I remember when our director Don Hall pitched it, we initially thought that it’s crazy. Then our co-director John Ripa, who is an insanely talented storyboard artist, did the board for what Don just pitched, and the moment we saw it, we thought that a) it worked, and b) it was emotional. Even if it was just in the rough board, we could all feel it and it felt good and emotional and most importantly true to the story we’re trying to tell. So at that moment, we realized that that was what we’re gonna end the movie with. What’s crazy is that, this has never been done in other Disney animated before; killing the hero of the story and bringing her back later. [laughing] But I’m really glad we went that way.
The movie came out at a poignant time, right when hate crimes against the Asian and Asian-American community in the United States are devastatingly high. If there’s a thing or a feeling that you hope people can take away from the movie, especially in regards to this matter, what would it be?
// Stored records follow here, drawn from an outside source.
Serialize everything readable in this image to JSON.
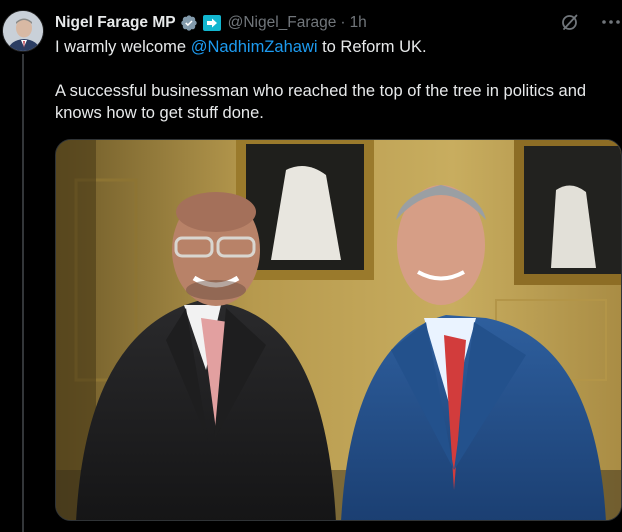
{
  "tweet": {
    "author_name": "Nigel Farage MP",
    "handle": "@Nigel_Farage",
    "separator": "·",
    "time": "1h",
    "text_line1_before": "I warmly welcome ",
    "mention": "@NadhimZahawi",
    "text_line1_after": " to Reform UK.",
    "text_paragraph2": "A successful businessman who reached the top of the tree in politics and knows how to get stuff done."
  },
  "icons": {
    "verified": "verified-badge-icon",
    "affiliation": "reform-uk-affiliate-icon",
    "grok": "grok-icon",
    "more": "more-icon"
  },
  "colors": {
    "background": "#000000",
    "text": "#e7e9ea",
    "muted": "#71767b",
    "link": "#1d9bf0"
  }
}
The movie really feels relevant when you think about what our world is going through and the division and the challenges that we’re facing and also the hate and the vitriol and the violence that one group of people is exhibiting towards another. So I hope what people can take away from the movie is that first of all, if you are in the Asian and Asian-American community, even though we face all of these prejudices and these challenges, we have to understand and believe that we are not alone; we’re there for each other. And what has been so wonderful and heartwarming in this terrible, difficult time is that even with this violence, we are all still there for each other even if it’s just through social media. It’s wonderful to see all these different communities banding together to help lift up people who have been victimised and also spreading awareness. Hopefully, through our movie, people, whether they’re Asian or not, can see that this is an ideal world that is very much within our grasp if we can just get past viewing each other as the enemy or as someone to act out against. So if there’s one important lesson that we can take away from the movie is that.
Full Review of Raya and the Last Dragon – Click Here